The Great War Illustrated 1915 is the second in a series of five books covering each year of World War I. The more than 1,000 selected photographs are from the private archive of military collector and medals dealer Peter N. Taylor of Barnsley, in South Yorkshire, England. This is not just a collection of pictures, but 379 pages of corrected images, maps, and a brief explanation of their content. The photos shown here are from the book. Also included with each subject, action, or campaign is a very comprehensive explanation. The book is divided into seven chapters:

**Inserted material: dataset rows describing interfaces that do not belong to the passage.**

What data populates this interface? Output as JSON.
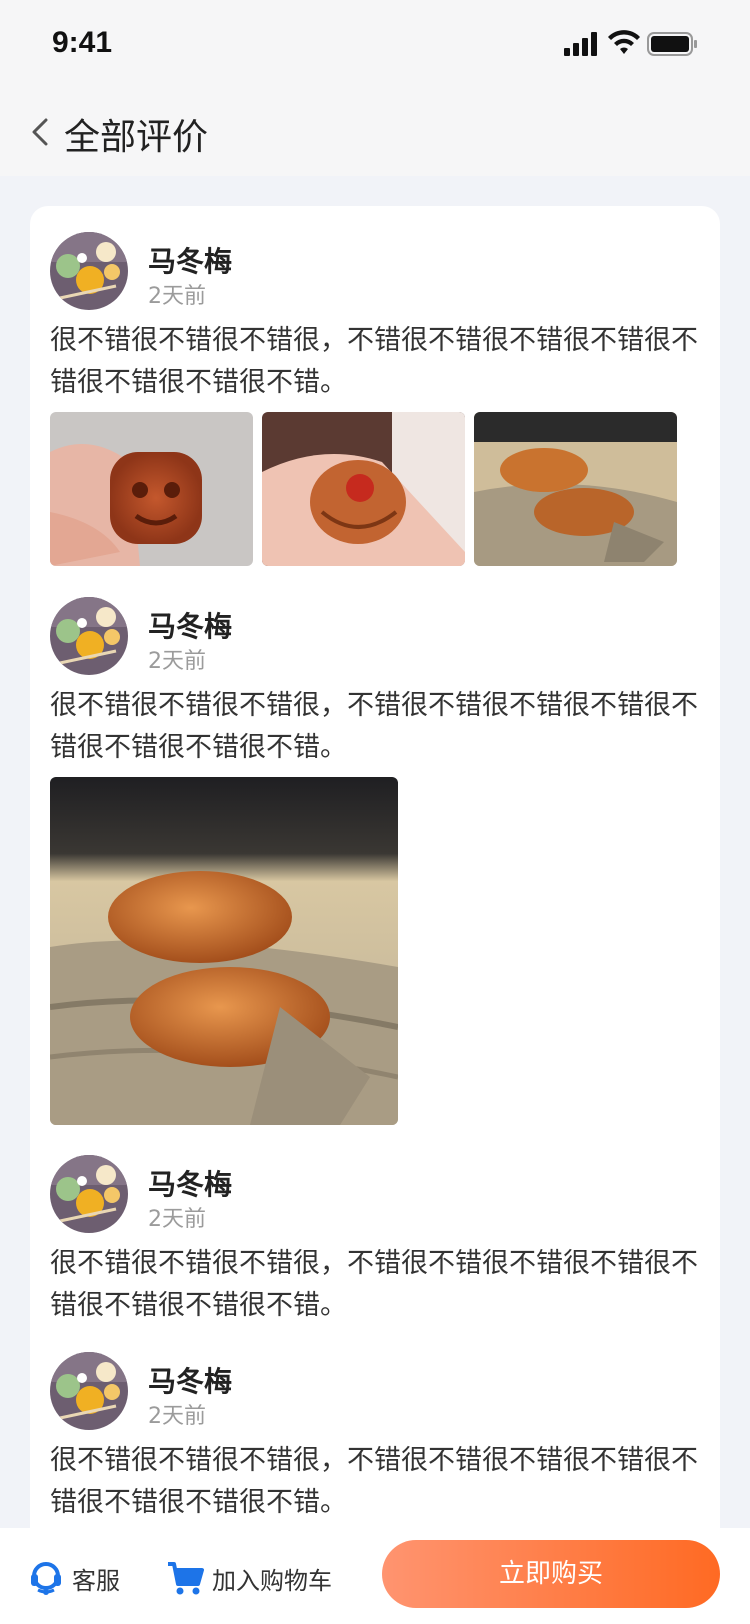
{
  "status": {
    "time": "9:41"
  },
  "nav": {
    "title": "全部评价"
  },
  "reviews": [
    {
      "name": "马冬梅",
      "time": "2天前",
      "text": "很不错很不错很不错很，不错很不错很不错很不错很不错很不错很不错很不错。"
    },
    {
      "name": "马冬梅",
      "time": "2天前",
      "text": "很不错很不错很不错很，不错很不错很不错很不错很不错很不错很不错很不错。"
    },
    {
      "name": "马冬梅",
      "time": "2天前",
      "text": "很不错很不错很不错很，不错很不错很不错很不错很不错很不错很不错很不错。"
    },
    {
      "name": "马冬梅",
      "time": "2天前",
      "text": "很不错很不错很不错很，不错很不错很不错很不错很不错很不错很不错很不错。"
    }
  ],
  "bottom": {
    "service_label": "客服",
    "cart_label": "加入购物车",
    "buy_label": "立即购买"
  },
  "colors": {
    "accent_start": "#ff9470",
    "accent_end": "#ff6a23",
    "icon_blue": "#1d74e8"
  },
  "icons": [
    "back-chevron-icon",
    "signal-icon",
    "wifi-icon",
    "battery-icon",
    "customer-service-icon",
    "cart-icon"
  ]
}
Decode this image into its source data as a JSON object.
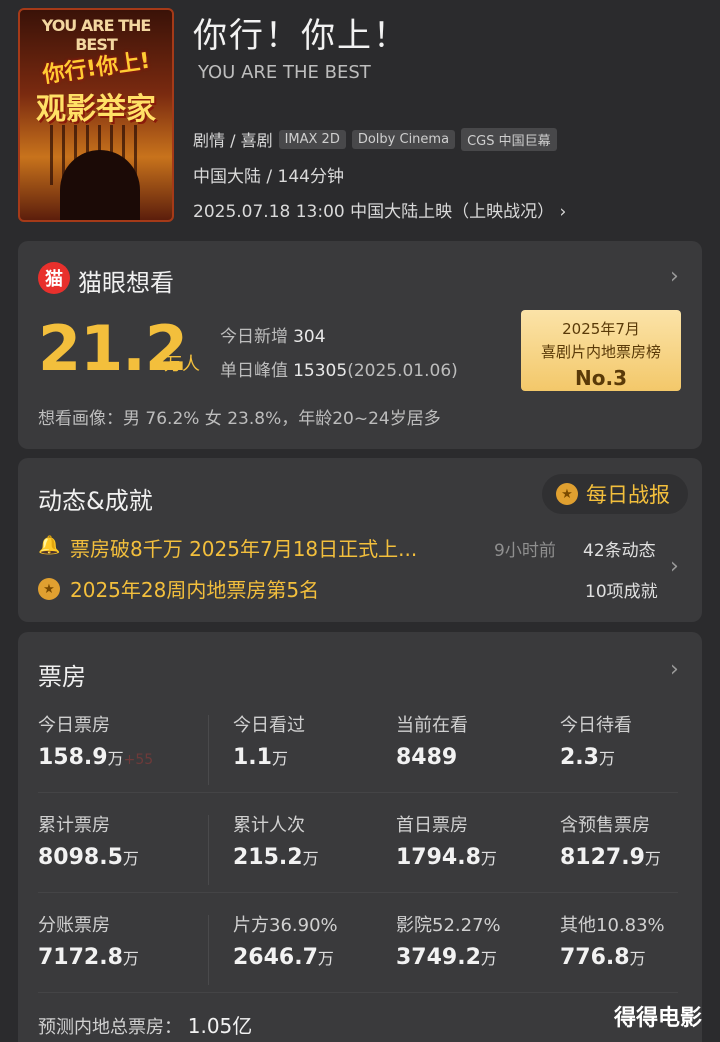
{
  "movie": {
    "title_cn": "你行！你上！",
    "title_en": "YOU ARE THE BEST",
    "poster_top_text": "YOU ARE THE BEST",
    "poster_red_text": "你行!你上!",
    "poster_main_text": "观影举家",
    "genre": "剧情 / 喜剧",
    "tags": [
      "IMAX 2D",
      "Dolby Cinema",
      "CGS 中国巨幕"
    ],
    "region_duration": "中国大陆 / 144分钟",
    "release": "2025.07.18 13:00  中国大陆上映（上映战况）",
    "release_chevron": "›"
  },
  "want": {
    "logo": "猫",
    "title": "猫眼想看",
    "chevron": "›",
    "count": "21.2",
    "unit": "万人",
    "today_label": "今日新增",
    "today_value": "304",
    "peak_label": "单日峰值",
    "peak_value": "15305",
    "peak_date": "(2025.01.06)",
    "rank_line1": "2025年7月",
    "rank_line2": "喜剧片内地票房榜",
    "rank_line3": "No.3",
    "audience": "想看画像：男 76.2%  女 23.8%，年龄20~24岁居多"
  },
  "news": {
    "title": "动态&成就",
    "daily_button": "每日战报",
    "daily_icon": "★",
    "item1_icon": "🔔",
    "item1_text": "票房破8千万 2025年7月18日正式上...",
    "item1_time": "9小时前",
    "item1_count": "42条动态",
    "item2_icon": "★",
    "item2_text": "2025年28周内地票房第5名",
    "item2_count": "10项成就",
    "chevron": "›"
  },
  "boxoffice": {
    "title": "票房",
    "chevron": "›",
    "row1": [
      {
        "label": "今日票房",
        "value": "158.9",
        "unit": "万",
        "extra": "+55"
      },
      {
        "label": "今日看过",
        "value": "1.1",
        "unit": "万"
      },
      {
        "label": "当前在看",
        "value": "8489",
        "unit": ""
      },
      {
        "label": "今日待看",
        "value": "2.3",
        "unit": "万"
      }
    ],
    "row2": [
      {
        "label": "累计票房",
        "value": "8098.5",
        "unit": "万"
      },
      {
        "label": "累计人次",
        "value": "215.2",
        "unit": "万"
      },
      {
        "label": "首日票房",
        "value": "1794.8",
        "unit": "万"
      },
      {
        "label": "含预售票房",
        "value": "8127.9",
        "unit": "万"
      }
    ],
    "row3": [
      {
        "label": "分账票房",
        "value": "7172.8",
        "unit": "万"
      },
      {
        "label": "片方36.90%",
        "value": "2646.7",
        "unit": "万"
      },
      {
        "label": "影院52.27%",
        "value": "3749.2",
        "unit": "万"
      },
      {
        "label": "其他10.83%",
        "value": "776.8",
        "unit": "万"
      }
    ],
    "forecast_label": "预测内地总票房：",
    "forecast_value": "1.05亿"
  },
  "watermark": "得得电影",
  "colors": {
    "accent": "#f3bf3c",
    "card": "#3a3a3c",
    "bg": "#2b2b2d"
  }
}
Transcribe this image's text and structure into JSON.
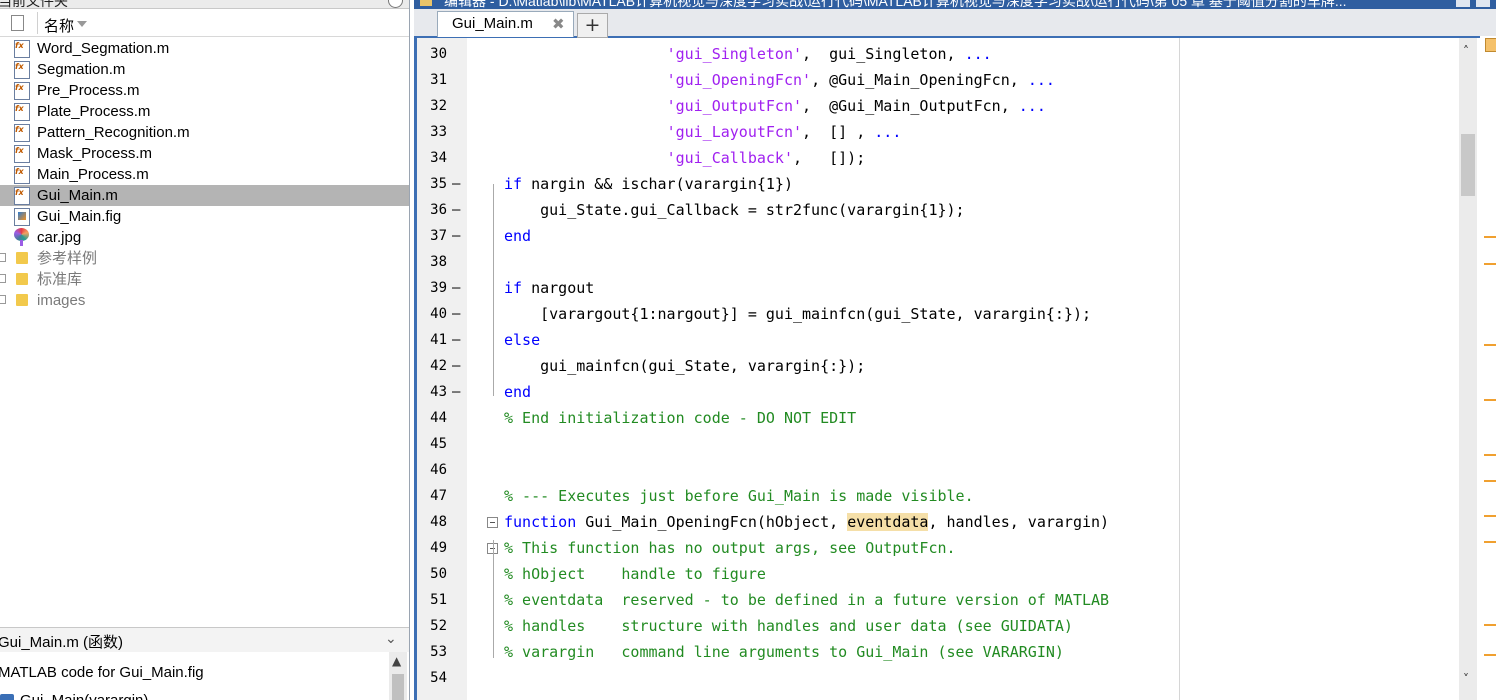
{
  "file_browser": {
    "panel_title": "当前文件夹",
    "column_name": "名称",
    "files": [
      {
        "name": "Word_Segmation.m",
        "type": "m"
      },
      {
        "name": "Segmation.m",
        "type": "m"
      },
      {
        "name": "Pre_Process.m",
        "type": "m"
      },
      {
        "name": "Plate_Process.m",
        "type": "m"
      },
      {
        "name": "Pattern_Recognition.m",
        "type": "m"
      },
      {
        "name": "Mask_Process.m",
        "type": "m"
      },
      {
        "name": "Main_Process.m",
        "type": "m"
      },
      {
        "name": "Gui_Main.m",
        "type": "m",
        "selected": true
      },
      {
        "name": "Gui_Main.fig",
        "type": "fig"
      },
      {
        "name": "car.jpg",
        "type": "jpg"
      },
      {
        "name": "参考样例",
        "type": "folder"
      },
      {
        "name": "标准库",
        "type": "folder"
      },
      {
        "name": "images",
        "type": "folder"
      }
    ]
  },
  "details": {
    "header": "Gui_Main.m  (函数)",
    "description": "MATLAB code for Gui_Main.fig",
    "item": "Gui_Main(varargin)"
  },
  "editor": {
    "title": "编辑器 - D:\\Matlab\\lib\\MATLAB计算机视觉与深度学习实战\\运行代码\\MATLAB计算机视觉与深度学习实战\\运行代码\\第 05 章 基于阈值分割的车牌...",
    "tab_label": "Gui_Main.m",
    "close_glyph": "✖",
    "add_tab_glyph": "+",
    "lines": [
      {
        "n": "30",
        "dash": false
      },
      {
        "n": "31",
        "dash": false
      },
      {
        "n": "32",
        "dash": false
      },
      {
        "n": "33",
        "dash": false
      },
      {
        "n": "34",
        "dash": false
      },
      {
        "n": "35",
        "dash": true
      },
      {
        "n": "36",
        "dash": true
      },
      {
        "n": "37",
        "dash": true
      },
      {
        "n": "38",
        "dash": false
      },
      {
        "n": "39",
        "dash": true
      },
      {
        "n": "40",
        "dash": true
      },
      {
        "n": "41",
        "dash": true
      },
      {
        "n": "42",
        "dash": true
      },
      {
        "n": "43",
        "dash": true
      },
      {
        "n": "44",
        "dash": false
      },
      {
        "n": "45",
        "dash": false
      },
      {
        "n": "46",
        "dash": false
      },
      {
        "n": "47",
        "dash": false
      },
      {
        "n": "48",
        "dash": false
      },
      {
        "n": "49",
        "dash": false
      },
      {
        "n": "50",
        "dash": false
      },
      {
        "n": "51",
        "dash": false
      },
      {
        "n": "52",
        "dash": false
      },
      {
        "n": "53",
        "dash": false
      },
      {
        "n": "54",
        "dash": false
      }
    ],
    "code": {
      "l30a": "                  ",
      "l30s": "'gui_Singleton'",
      "l30b": ",  gui_Singleton, ",
      "l30k": "...",
      "l31a": "                  ",
      "l31s": "'gui_OpeningFcn'",
      "l31b": ", @Gui_Main_OpeningFcn, ",
      "l31k": "...",
      "l32a": "                  ",
      "l32s": "'gui_OutputFcn'",
      "l32b": ",  @Gui_Main_OutputFcn, ",
      "l32k": "...",
      "l33a": "                  ",
      "l33s": "'gui_LayoutFcn'",
      "l33b": ",  [] , ",
      "l33k": "...",
      "l34a": "                  ",
      "l34s": "'gui_Callback'",
      "l34b": ",   []);",
      "l35k": "if",
      "l35b": " nargin && ischar(varargin{1})",
      "l36": "    gui_State.gui_Callback = str2func(varargin{1});",
      "l37k": "end",
      "l39k": "if",
      "l39b": " nargout",
      "l40": "    [varargout{1:nargout}] = gui_mainfcn(gui_State, varargin{:});",
      "l41k": "else",
      "l42": "    gui_mainfcn(gui_State, varargin{:});",
      "l43k": "end",
      "l44c": "% End initialization code - DO NOT EDIT",
      "l47c": "% --- Executes just before Gui_Main is made visible.",
      "l48k": "function",
      "l48a": " Gui_Main_OpeningFcn(hObject, ",
      "l48h": "eventdata",
      "l48b": ", handles, varargin)",
      "l49c": "% This function has no output args, see OutputFcn.",
      "l50c": "% hObject    handle to figure",
      "l51c": "% eventdata  reserved - to be defined in a future version of MATLAB",
      "l52c": "% handles    structure with handles and user data (see GUIDATA)",
      "l53c": "% varargin   command line arguments to Gui_Main (see VARARGIN)"
    }
  },
  "colors": {
    "keyword": "#0000ff",
    "string": "#a020f0",
    "comment": "#228b22",
    "selection": "#b4b4b4",
    "highlight": "#f5dfa8"
  }
}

Chapter 1: Losses and Gains - Fighting at Sea, includes Naval and Marine action at Dogger Bank and Gallipoli, the Lusitania, and many other associated photos.
Chapter 2: Middle East and the Gallipoli Failure, includes the Suez Canal, ANZAC participation, Turkish units, and the Gallipoli campaign itself.
Chapter 3: The Battle of Neuve Chapelle, includes Indian troops, extensive order of battle, German photos and the aftermath.
Chapter 4: The Second Battle of Ypres – Hill 60 – Gas; trench warfare, destruction of Ypres, No Man’s Land, the use of poison gas and the efforts to minimize its effect.
Chapter 5: Zeppelin Attack – Incentives to Join the Colours; background starts with LZ1 in 1900, then the bombing of Yarmouth and other sites in 1915, the different types of bombs used, British defenses, and the execution of Edith Cavell.
Chapter 6: The New Army – The Armaments; recruiting, equipping, training, the manufacture of the tons of ammunition, barbed wire, etc.
Chapter 7: The Battle of Loos; The first British use of gas, conferences of Allies, aerial photography and devastation.
Each photo is numbered in the Taylor Library Archive for use by editors and authors. As can be seen from chapter titles, the book covers the Gallipoli campaign and the western front for 1915. Do not expect to see the war in Africa or other theaters. There are many photos of British, Indian, and ANZAC troops and their adversaries; however, there are few photos of the rest of the Entente. This collection is notably a British collection.
Bruce G. Sloan